As an example, handler Elmiri and puppy Po did off and on lead field walks only for the first 2 weeks he was allowed to walk on the ground. This presented plenty of new smells, he was getting car trips with a reward at the end as well as presenting a chance for dog socialising. He was also building up confidence by getting the chance to explore independently with his big brother Eli as a guide and handler Elmiri not far away as his choice for a safety measure.
Public Access Training is best done in short bursts at first and gradually extending the time period. But one of the most important things to bear in mind is that with a puppy/training dog, sessions should be dedicated to training and desensitisation, not where you are running errands or going places and taking your dog with you. The second option is likely to overwhelm your pup and detract from your training. Your focus will not be sufficiently on them and their needs, even if you think it is – it only takes a second to miss that your dog is no longer lying down but is standing behind you making puppy eyes at someone else. Don’t get me wrong, it’s easily done, even when you are further along in your training, but it is essential at the start that training sessions of any sort are short and focused.

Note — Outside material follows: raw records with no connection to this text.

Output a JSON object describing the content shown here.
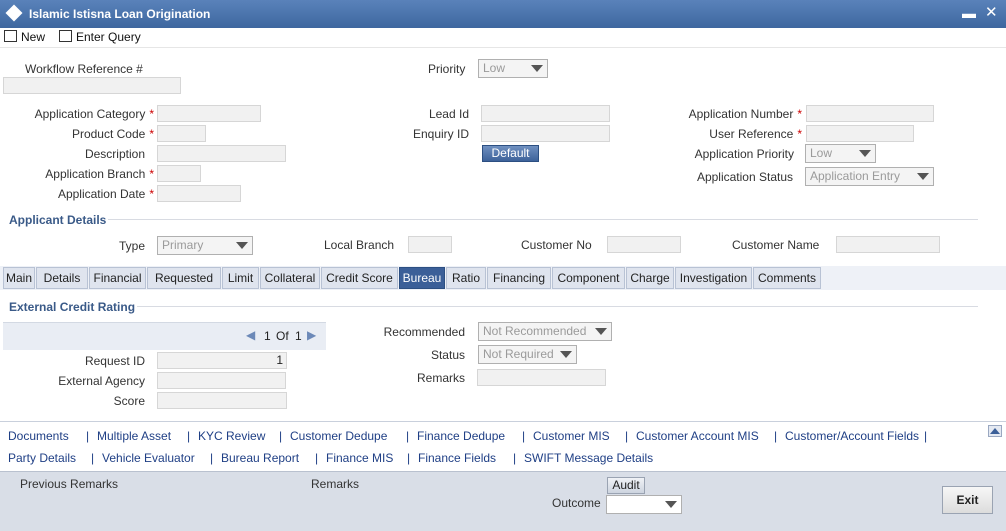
{
  "window": {
    "title": "Islamic Istisna Loan Origination"
  },
  "toolbar": {
    "new_label": "New",
    "enter_query_label": "Enter Query"
  },
  "header": {
    "workflow_ref_label": "Workflow Reference #",
    "priority_label": "Priority",
    "priority_value": "Low"
  },
  "app": {
    "category_label": "Application Category",
    "product_code_label": "Product Code",
    "description_label": "Description",
    "branch_label": "Application Branch",
    "date_label": "Application Date",
    "lead_id_label": "Lead Id",
    "enquiry_id_label": "Enquiry ID",
    "default_button": "Default",
    "number_label": "Application Number",
    "user_ref_label": "User Reference",
    "app_priority_label": "Application Priority",
    "app_priority_value": "Low",
    "status_label": "Application Status",
    "status_value": "Application Entry",
    "required_mark": "*"
  },
  "applicant": {
    "section_title": "Applicant Details",
    "type_label": "Type",
    "type_value": "Primary",
    "local_branch_label": "Local Branch",
    "customer_no_label": "Customer No",
    "customer_name_label": "Customer Name"
  },
  "tabs": [
    "Main",
    "Details",
    "Financial",
    "Requested",
    "Limit",
    "Collateral",
    "Credit Score",
    "Bureau",
    "Ratio",
    "Financing",
    "Component",
    "Charge",
    "Investigation",
    "Comments"
  ],
  "active_tab": "Bureau",
  "bureau": {
    "section_title": "External Credit Rating",
    "pager_current": "1",
    "pager_of": "Of",
    "pager_total": "1",
    "request_id_label": "Request ID",
    "request_id_value": "1",
    "external_agency_label": "External Agency",
    "score_label": "Score",
    "recommended_label": "Recommended",
    "recommended_value": "Not Recommended",
    "status_label": "Status",
    "status_value": "Not Required",
    "remarks_label": "Remarks"
  },
  "links_row1": [
    "Documents",
    "Multiple Asset",
    "KYC Review",
    "Customer Dedupe",
    "Finance Dedupe",
    "Customer MIS",
    "Customer Account MIS",
    "Customer/Account Fields"
  ],
  "links_row2": [
    "Party Details",
    "Vehicle Evaluator",
    "Bureau Report",
    "Finance MIS",
    "Finance Fields",
    "SWIFT Message Details"
  ],
  "link_separator": "|",
  "footer": {
    "previous_remarks_label": "Previous Remarks",
    "remarks_label": "Remarks",
    "audit_button": "Audit",
    "outcome_label": "Outcome",
    "exit_button": "Exit"
  }
}
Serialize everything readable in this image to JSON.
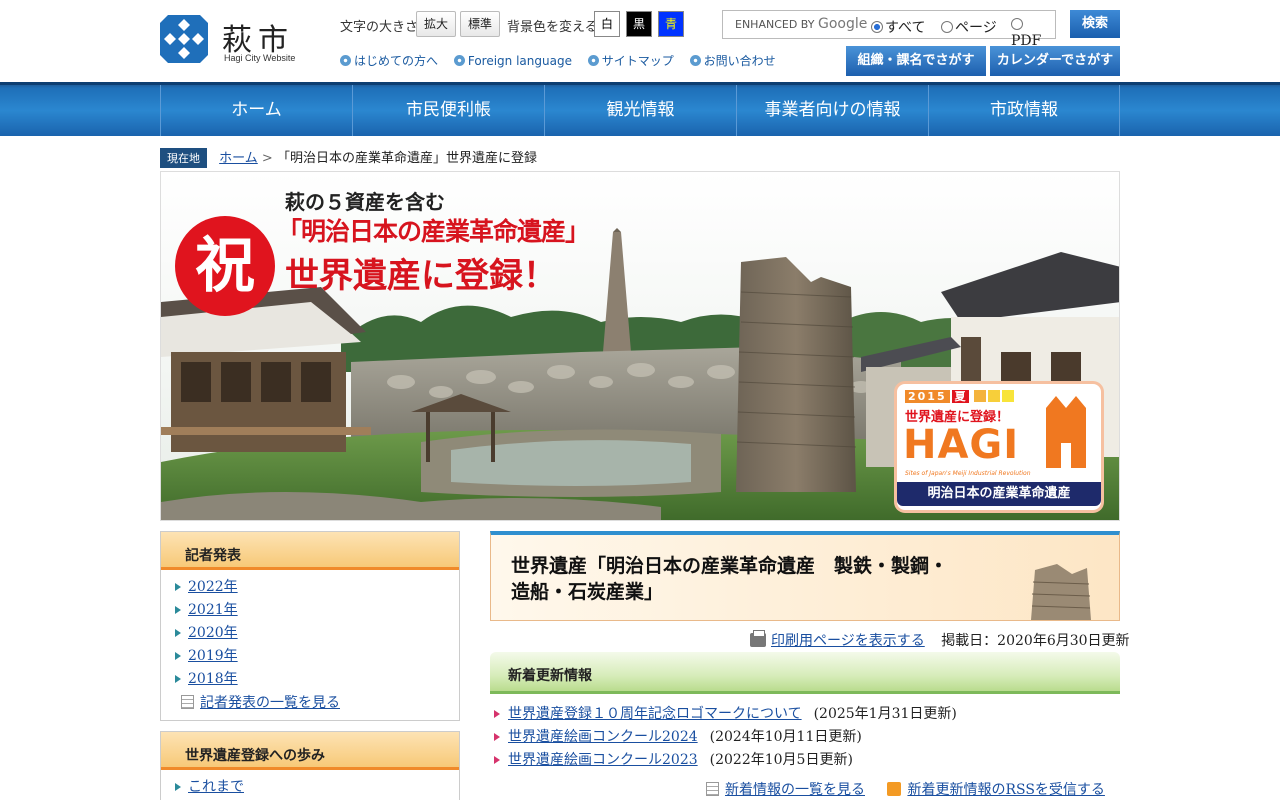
{
  "header": {
    "logo_name": "萩市",
    "logo_sub": "Hagi City Website",
    "font_size_label": "文字の大きさ",
    "font_enlarge": "拡大",
    "font_standard": "標準",
    "bg_color_label": "背景色を変える",
    "bg_white": "白",
    "bg_black": "黒",
    "bg_blue": "青",
    "sublinks": [
      "はじめての方へ",
      "Foreign language",
      "サイトマップ",
      "お問い合わせ"
    ],
    "search": {
      "enhanced_by": "ENHANCED BY",
      "google": "Google",
      "options": [
        "すべて",
        "ページ",
        "PDF"
      ],
      "selected": "すべて",
      "button": "検索"
    },
    "org_search_button": "組織・課名でさがす",
    "calendar_search_button": "カレンダーでさがす"
  },
  "nav": [
    "ホーム",
    "市民便利帳",
    "観光情報",
    "事業者向けの情報",
    "市政情報"
  ],
  "breadcrumb": {
    "here_label": "現在地",
    "home": "ホーム",
    "separator": ">",
    "current": "「明治日本の産業革命遺産」世界遺産に登録"
  },
  "hero": {
    "celebrate": "祝",
    "line1": "萩の５資産を含む",
    "line2": "「明治日本の産業革命遺産」",
    "line3": "世界遺産に登録！",
    "badge_year": "2015",
    "badge_season": "夏",
    "badge_reg": "世界遺産に登録！",
    "badge_hagi": "HAGI",
    "badge_en": "Sites of Japan's Meiji Industrial Revolution",
    "badge_jp": "明治日本の産業革命遺産"
  },
  "sidebar": {
    "press": {
      "title": "記者発表",
      "items": [
        "2022年",
        "2021年",
        "2020年",
        "2019年",
        "2018年"
      ],
      "more": "記者発表の一覧を見る"
    },
    "heritage": {
      "title": "世界遺産登録への歩み",
      "items": [
        "これまで"
      ]
    }
  },
  "main": {
    "title": "世界遺産「明治日本の産業革命遺産　製鉄・製鋼・造船・石炭産業」",
    "print_link": "印刷用ページを表示する",
    "posted": "掲載日：2020年6月30日更新",
    "news": {
      "title": "新着更新情報",
      "items": [
        {
          "label": "世界遺産登録１０周年記念ロゴマークについて",
          "date": "(2025年1月31日更新)"
        },
        {
          "label": "世界遺産絵画コンクール2024",
          "date": "(2024年10月11日更新)"
        },
        {
          "label": "世界遺産絵画コンクール2023",
          "date": "(2022年10月5日更新)"
        }
      ],
      "more": "新着情報の一覧を見る",
      "rss": "新着更新情報のRSSを受信する"
    }
  },
  "colors": {
    "nav_blue": "#2b87d0",
    "accent_orange": "#f08a2a",
    "link_blue": "#1a4fa0",
    "celebrate_red": "#e0141e"
  }
}
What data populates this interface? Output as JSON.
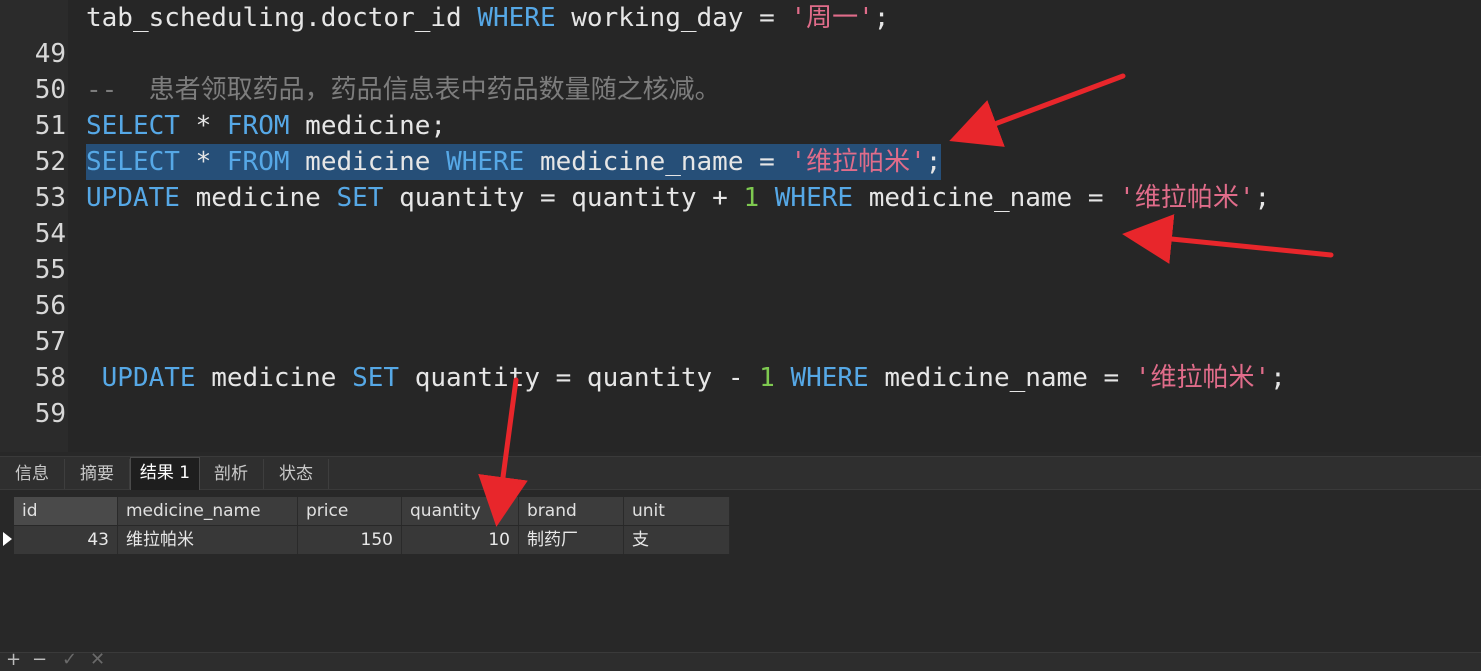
{
  "editor": {
    "lines": [
      {
        "num": "",
        "parts": [
          [
            "plain",
            "tab_scheduling.doctor_id "
          ],
          [
            "kw",
            "WHERE"
          ],
          [
            "plain",
            " working_day = "
          ],
          [
            "str",
            "'周一'"
          ],
          [
            "plain",
            ";"
          ]
        ]
      },
      {
        "num": "49",
        "parts": []
      },
      {
        "num": "50",
        "parts": [
          [
            "cmt",
            "--  患者领取药品，药品信息表中药品数量随之核减。"
          ]
        ]
      },
      {
        "num": "51",
        "parts": [
          [
            "kw",
            "SELECT"
          ],
          [
            "plain",
            " * "
          ],
          [
            "kw",
            "FROM"
          ],
          [
            "plain",
            " medicine;"
          ]
        ]
      },
      {
        "num": "52",
        "selected": true,
        "parts": [
          [
            "kw",
            "SELECT"
          ],
          [
            "plain",
            " * "
          ],
          [
            "kw",
            "FROM"
          ],
          [
            "plain",
            " medicine "
          ],
          [
            "kw",
            "WHERE"
          ],
          [
            "plain",
            " medicine_name = "
          ],
          [
            "str",
            "'维拉帕米'"
          ],
          [
            "plain",
            ";"
          ]
        ]
      },
      {
        "num": "53",
        "parts": [
          [
            "kw",
            "UPDATE"
          ],
          [
            "plain",
            " medicine "
          ],
          [
            "kw",
            "SET"
          ],
          [
            "plain",
            " quantity = quantity + "
          ],
          [
            "num",
            "1"
          ],
          [
            "plain",
            " "
          ],
          [
            "kw",
            "WHERE"
          ],
          [
            "plain",
            " medicine_name = "
          ],
          [
            "str",
            "'维拉帕米'"
          ],
          [
            "plain",
            ";"
          ]
        ]
      },
      {
        "num": "54",
        "parts": []
      },
      {
        "num": "55",
        "parts": []
      },
      {
        "num": "56",
        "parts": []
      },
      {
        "num": "57",
        "parts": []
      },
      {
        "num": "58",
        "parts": [
          [
            "plain",
            " "
          ],
          [
            "kw",
            "UPDATE"
          ],
          [
            "plain",
            " medicine "
          ],
          [
            "kw",
            "SET"
          ],
          [
            "plain",
            " quantity = quantity - "
          ],
          [
            "num",
            "1"
          ],
          [
            "plain",
            " "
          ],
          [
            "kw",
            "WHERE"
          ],
          [
            "plain",
            " medicine_name = "
          ],
          [
            "str",
            "'维拉帕米'"
          ],
          [
            "plain",
            ";"
          ]
        ]
      },
      {
        "num": "59",
        "parts": []
      }
    ]
  },
  "tabs": [
    "信息",
    "摘要",
    "结果 1",
    "剖析",
    "状态"
  ],
  "active_tab": "结果 1",
  "results": {
    "columns": [
      "id",
      "medicine_name",
      "price",
      "quantity",
      "brand",
      "unit"
    ],
    "rows": [
      [
        "43",
        "维拉帕米",
        "150",
        "10",
        "制药厂",
        "支"
      ]
    ]
  },
  "bottom_toolbar": {
    "add": "+",
    "remove": "−",
    "apply": "✓",
    "cancel": "✕"
  },
  "colors": {
    "keyword": "#56a8e6",
    "string": "#e06c8a",
    "number": "#7ec950",
    "comment": "#7d7d7d",
    "selection": "#264f78",
    "arrow": "#e8262b"
  }
}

You must also be willing to leave a situation with them, especially in businesses and premises that are not dog-friendly, if that is what is required in order for them to not misbehave significantly and/or get overwhelmed. Trust me, it is worth missing that part of your friend’s birthday dinner out or your favourite movie or leaving a shop without what you came for (the one time brain fog doesn’t hinder you!), rather than ending up with a hyped up barking dog with a long-term fear of popcorn or clothes rails, or having to clear up endless dog mess in a mortified state of horror.